Professor Meissner's findings were recently featured in Newsweek and Vox

In a new paper released through the National Bureau of Economic Research, economic historian Christopher Meissner and his coauthors find that fiscal austerity in the early 1930s contributed to the rise of Germany's Nazi Party. Professor Meissner's research was recently featured in Vox and in Newsweek.

At the outset of the Great Depression, the German government increased taxes and rolled back the social safety net in an effort to balance budgets. While these fiscal changes were enacted at the national level, local areas were differentially impacted by the austerity program depending on how much local governments depended on different types of taxation. The authors show that German districts exposed to harsher austerity measures experienced faster growth in both Nazi Party membership and the National Socialist share of the vote in a series of elections between 1930 and 1933. While austerity was only one of several contributors to the Nazi takeover, the authors argue that the Nazis would have found it difficult to form a majority coalition in the absence of the austerity program.

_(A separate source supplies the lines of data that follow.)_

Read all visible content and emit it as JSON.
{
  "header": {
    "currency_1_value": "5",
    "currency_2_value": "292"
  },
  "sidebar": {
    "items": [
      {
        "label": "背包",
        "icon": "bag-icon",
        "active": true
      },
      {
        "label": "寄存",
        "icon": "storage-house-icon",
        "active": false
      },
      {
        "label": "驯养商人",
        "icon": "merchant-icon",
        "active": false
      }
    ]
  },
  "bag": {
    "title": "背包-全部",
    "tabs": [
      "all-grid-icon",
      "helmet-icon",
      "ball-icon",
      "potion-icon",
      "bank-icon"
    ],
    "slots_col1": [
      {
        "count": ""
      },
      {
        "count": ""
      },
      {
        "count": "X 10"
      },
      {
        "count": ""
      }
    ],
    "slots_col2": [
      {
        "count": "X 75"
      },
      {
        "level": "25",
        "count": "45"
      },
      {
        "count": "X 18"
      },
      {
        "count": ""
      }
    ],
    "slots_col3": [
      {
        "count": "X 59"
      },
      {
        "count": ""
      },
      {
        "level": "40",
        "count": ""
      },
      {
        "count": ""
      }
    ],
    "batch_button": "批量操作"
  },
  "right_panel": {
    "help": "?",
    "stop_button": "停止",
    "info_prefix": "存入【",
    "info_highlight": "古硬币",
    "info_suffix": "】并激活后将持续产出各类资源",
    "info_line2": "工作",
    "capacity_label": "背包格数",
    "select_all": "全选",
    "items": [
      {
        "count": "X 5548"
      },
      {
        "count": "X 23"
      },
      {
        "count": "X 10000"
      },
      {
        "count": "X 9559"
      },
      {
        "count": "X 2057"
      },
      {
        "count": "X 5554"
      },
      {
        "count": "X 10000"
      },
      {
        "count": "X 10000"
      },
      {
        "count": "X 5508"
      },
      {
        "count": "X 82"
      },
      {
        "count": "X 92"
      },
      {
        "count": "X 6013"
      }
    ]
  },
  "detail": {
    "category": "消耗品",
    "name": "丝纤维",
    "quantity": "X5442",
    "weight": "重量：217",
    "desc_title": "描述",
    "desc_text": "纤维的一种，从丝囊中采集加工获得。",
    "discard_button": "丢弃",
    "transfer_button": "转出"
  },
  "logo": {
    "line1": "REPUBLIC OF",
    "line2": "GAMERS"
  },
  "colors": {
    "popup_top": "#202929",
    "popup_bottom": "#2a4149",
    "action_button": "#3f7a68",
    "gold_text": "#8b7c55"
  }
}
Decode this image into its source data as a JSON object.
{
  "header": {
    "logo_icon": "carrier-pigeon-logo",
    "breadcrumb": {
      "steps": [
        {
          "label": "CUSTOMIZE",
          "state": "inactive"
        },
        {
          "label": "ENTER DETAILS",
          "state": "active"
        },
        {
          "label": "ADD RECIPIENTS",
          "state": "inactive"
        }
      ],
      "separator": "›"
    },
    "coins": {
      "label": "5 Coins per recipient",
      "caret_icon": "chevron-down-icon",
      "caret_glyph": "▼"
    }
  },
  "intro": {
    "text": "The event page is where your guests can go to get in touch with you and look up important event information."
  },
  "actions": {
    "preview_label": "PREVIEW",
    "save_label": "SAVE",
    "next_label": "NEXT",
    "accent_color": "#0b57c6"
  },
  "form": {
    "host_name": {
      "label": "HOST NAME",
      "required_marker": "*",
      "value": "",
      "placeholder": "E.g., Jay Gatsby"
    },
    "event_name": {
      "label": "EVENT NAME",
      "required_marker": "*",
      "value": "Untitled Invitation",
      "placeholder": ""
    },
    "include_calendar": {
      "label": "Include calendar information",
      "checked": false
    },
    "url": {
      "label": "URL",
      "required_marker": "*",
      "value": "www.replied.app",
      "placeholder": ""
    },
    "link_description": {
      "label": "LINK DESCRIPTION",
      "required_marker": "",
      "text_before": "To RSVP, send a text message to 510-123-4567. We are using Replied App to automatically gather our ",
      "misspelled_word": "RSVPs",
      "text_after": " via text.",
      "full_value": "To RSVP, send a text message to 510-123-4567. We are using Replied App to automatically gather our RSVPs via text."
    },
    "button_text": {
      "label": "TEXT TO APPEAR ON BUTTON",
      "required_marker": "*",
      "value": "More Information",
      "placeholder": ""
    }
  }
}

The study is coauthored with Gregori Galofré-Vilà and David Stuckler of Bocconi University and Martin McKee of the London School of Hygiene and Tropical Medicine.